Good (un)employers

8 May, 2020

Since the beginning of the crisis, we’ve been clear that how companies respond will be remembered for years to come – for good and for bad. Perhaps no bigger test of this is that of businesses having to lose employees. Some firms are showing that it’s possible to be a ‘good un-employer’ (as we’re calling it) when they have no choice but to lay off staff.  

Eventbrite, for example, is supporting redundant staff with continued health benefits. It is also allowing redundant staff to keep their company laptops and is paying for all staff to have LinkedIn Premium accounts, with the internal recruitment team helping those who have been laid-off to find them new jobs during the crisis. 

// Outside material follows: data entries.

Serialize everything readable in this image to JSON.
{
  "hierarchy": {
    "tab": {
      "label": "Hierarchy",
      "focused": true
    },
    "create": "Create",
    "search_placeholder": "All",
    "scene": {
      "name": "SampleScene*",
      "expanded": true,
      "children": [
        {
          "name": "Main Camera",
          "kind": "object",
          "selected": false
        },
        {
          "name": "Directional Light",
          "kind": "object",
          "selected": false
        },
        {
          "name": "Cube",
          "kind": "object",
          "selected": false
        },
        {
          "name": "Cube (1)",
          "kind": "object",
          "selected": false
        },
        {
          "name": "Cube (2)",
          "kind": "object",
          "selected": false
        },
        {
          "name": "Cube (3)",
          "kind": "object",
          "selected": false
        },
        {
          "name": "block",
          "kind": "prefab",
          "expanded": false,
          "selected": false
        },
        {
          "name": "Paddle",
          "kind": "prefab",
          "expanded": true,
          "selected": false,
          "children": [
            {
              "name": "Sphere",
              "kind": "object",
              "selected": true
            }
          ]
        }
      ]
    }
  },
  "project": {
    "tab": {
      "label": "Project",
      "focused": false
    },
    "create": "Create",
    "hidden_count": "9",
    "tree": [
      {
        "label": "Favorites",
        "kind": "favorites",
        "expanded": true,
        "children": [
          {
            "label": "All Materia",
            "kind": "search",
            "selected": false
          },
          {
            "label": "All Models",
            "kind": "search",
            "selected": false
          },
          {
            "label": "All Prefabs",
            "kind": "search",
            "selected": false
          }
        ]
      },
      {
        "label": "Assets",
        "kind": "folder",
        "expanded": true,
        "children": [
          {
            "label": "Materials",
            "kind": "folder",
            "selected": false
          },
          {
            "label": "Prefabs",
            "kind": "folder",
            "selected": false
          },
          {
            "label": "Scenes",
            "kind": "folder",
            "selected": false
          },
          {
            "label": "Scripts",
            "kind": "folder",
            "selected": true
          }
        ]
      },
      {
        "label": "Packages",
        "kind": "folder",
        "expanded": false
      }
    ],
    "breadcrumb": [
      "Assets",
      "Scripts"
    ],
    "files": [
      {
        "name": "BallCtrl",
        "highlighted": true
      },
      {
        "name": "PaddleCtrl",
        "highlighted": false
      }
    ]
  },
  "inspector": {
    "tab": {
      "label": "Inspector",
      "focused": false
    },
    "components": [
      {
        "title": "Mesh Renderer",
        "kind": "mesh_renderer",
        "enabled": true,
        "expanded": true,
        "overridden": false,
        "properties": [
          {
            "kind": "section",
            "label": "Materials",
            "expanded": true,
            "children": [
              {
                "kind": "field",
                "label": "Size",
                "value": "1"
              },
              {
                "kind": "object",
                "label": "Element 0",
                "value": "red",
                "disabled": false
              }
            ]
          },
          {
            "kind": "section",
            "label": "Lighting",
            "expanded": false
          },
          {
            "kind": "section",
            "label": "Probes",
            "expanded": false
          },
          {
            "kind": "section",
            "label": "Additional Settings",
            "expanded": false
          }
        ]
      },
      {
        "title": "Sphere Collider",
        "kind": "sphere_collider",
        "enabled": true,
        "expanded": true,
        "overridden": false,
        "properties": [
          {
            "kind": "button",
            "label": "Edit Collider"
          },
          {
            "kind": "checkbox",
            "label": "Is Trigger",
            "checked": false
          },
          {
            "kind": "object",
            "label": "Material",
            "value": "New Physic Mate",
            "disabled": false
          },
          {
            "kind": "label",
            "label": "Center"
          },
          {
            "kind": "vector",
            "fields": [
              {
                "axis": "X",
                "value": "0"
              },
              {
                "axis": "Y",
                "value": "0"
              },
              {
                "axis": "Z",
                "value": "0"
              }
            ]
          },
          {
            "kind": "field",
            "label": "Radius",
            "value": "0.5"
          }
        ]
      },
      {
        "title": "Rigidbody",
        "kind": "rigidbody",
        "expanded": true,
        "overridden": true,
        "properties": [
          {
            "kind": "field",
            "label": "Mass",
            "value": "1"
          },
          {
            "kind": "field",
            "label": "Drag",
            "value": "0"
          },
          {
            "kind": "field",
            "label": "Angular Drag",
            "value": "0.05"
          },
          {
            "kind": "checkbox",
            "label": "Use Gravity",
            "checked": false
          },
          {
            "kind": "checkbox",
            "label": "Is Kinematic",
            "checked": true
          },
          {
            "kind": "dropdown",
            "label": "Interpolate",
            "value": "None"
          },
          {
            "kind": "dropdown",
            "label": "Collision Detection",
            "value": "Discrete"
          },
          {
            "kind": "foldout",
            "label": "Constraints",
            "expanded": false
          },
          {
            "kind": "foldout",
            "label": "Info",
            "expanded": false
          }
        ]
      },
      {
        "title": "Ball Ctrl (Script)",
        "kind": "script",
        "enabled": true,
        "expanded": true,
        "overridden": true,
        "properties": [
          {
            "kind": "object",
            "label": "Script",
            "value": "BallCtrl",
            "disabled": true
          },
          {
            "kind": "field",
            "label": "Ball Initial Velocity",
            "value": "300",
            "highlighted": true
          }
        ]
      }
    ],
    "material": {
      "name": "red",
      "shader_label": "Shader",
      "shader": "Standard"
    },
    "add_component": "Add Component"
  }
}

Supporting staff stills holds true when it comes to changing job circumstances as well as unemployment. Premier Inn owner, Whitbread, is topping-up staff’s furlough payments by 20% to ensure their salaries aren’t affected, and Timpson has committed to keep fully paying its staff that have not been furloughed despite shop closures. Less than supportive firms include EasyJet, which asked staff to take three months’ unpaid leave as well as a pay freeze after paying out £174 million in dividends to shareholders.  

The wider business community also coming together to help those in need of a job. Recruitment firm, Assembl, for example, has created an open-source database of performance marketing jobs for people to peruse free of charge with no affiliation to most of the companies listed.  

One of the terribly hard truths of this crisis is that for many firms it has led, and will lead, to job losses in different forms. Supporting staff during these times is a sign of good business, and will continue to stay in people’s minds post-crisis. How are you supporting yours? 

By Cara McEvoy

You might also like